What to work on —
Check every line of the following material for the word "this", then say how many have it, with no other words.

Given data —
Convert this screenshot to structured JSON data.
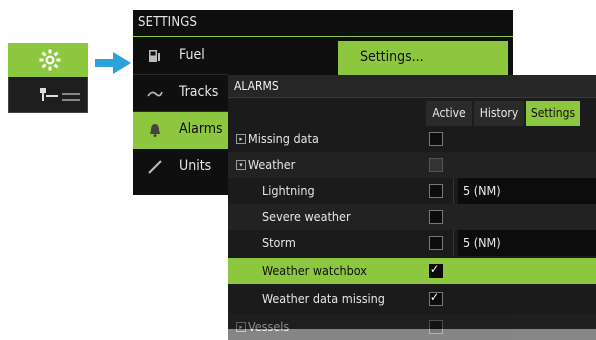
{
  "settings_menu": {
    "title": "SETTINGS",
    "items": [
      {
        "label": "Fuel",
        "icon": "fuel-icon",
        "selected": false
      },
      {
        "label": "Tracks",
        "icon": "tracks-icon",
        "selected": false
      },
      {
        "label": "Alarms",
        "icon": "bell-icon",
        "selected": true
      },
      {
        "label": "Units",
        "icon": "ruler-icon",
        "selected": false
      }
    ],
    "popup_label": "Settings..."
  },
  "alarms": {
    "title": "ALARMS",
    "tabs": [
      {
        "label": "Active",
        "selected": false
      },
      {
        "label": "History",
        "selected": false
      },
      {
        "label": "Settings",
        "selected": true
      }
    ],
    "rows": [
      {
        "label": "Missing data",
        "expander": "collapsed",
        "checked": false,
        "value": ""
      },
      {
        "label": "Weather",
        "expander": "expanded",
        "checked": false,
        "dim": true,
        "value": ""
      },
      {
        "label": "Lightning",
        "checked": false,
        "value": "5 (NM)"
      },
      {
        "label": "Severe weather",
        "checked": false,
        "value": ""
      },
      {
        "label": "Storm",
        "checked": false,
        "value": "5 (NM)"
      },
      {
        "label": "Weather watchbox",
        "checked": true,
        "selected": true,
        "value": ""
      },
      {
        "label": "Weather data missing",
        "checked": true,
        "value": ""
      },
      {
        "label": "Vessels",
        "expander": "collapsed",
        "checked": false,
        "value": ""
      }
    ]
  },
  "colors": {
    "accent": "#8dc63f",
    "panel": "#1b1b1b",
    "arrow": "#29a3d9"
  }
}
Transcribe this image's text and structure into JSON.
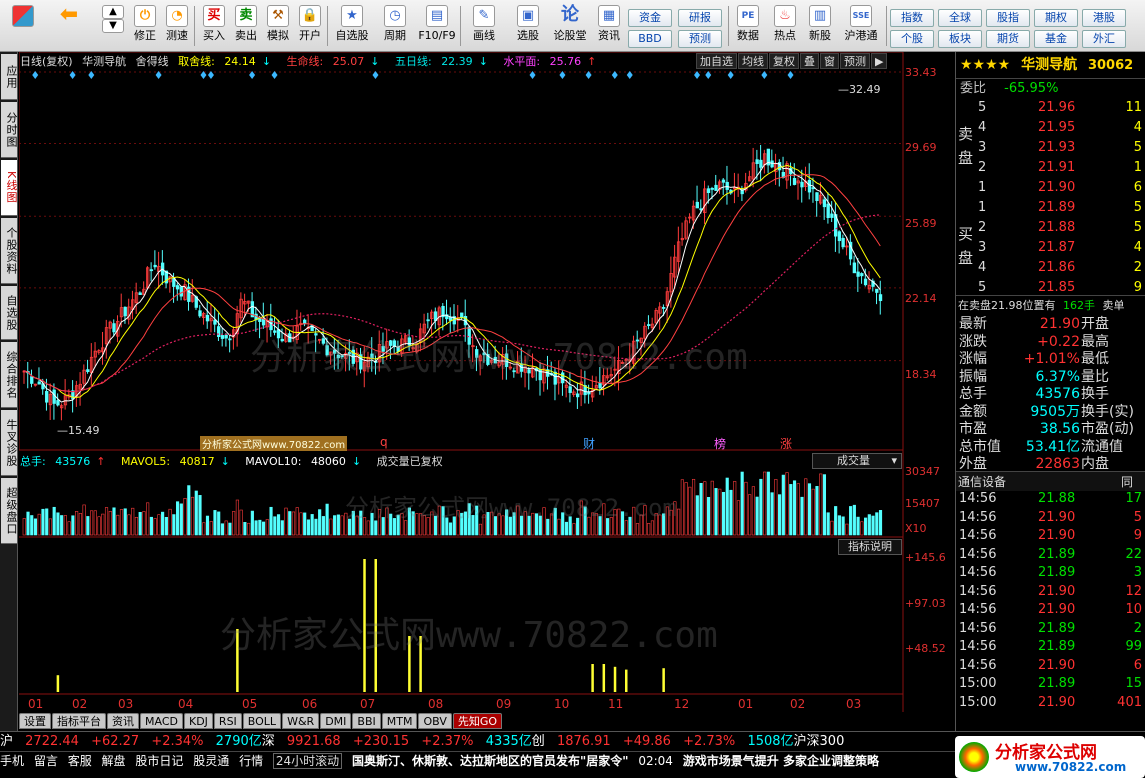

The completed task —
2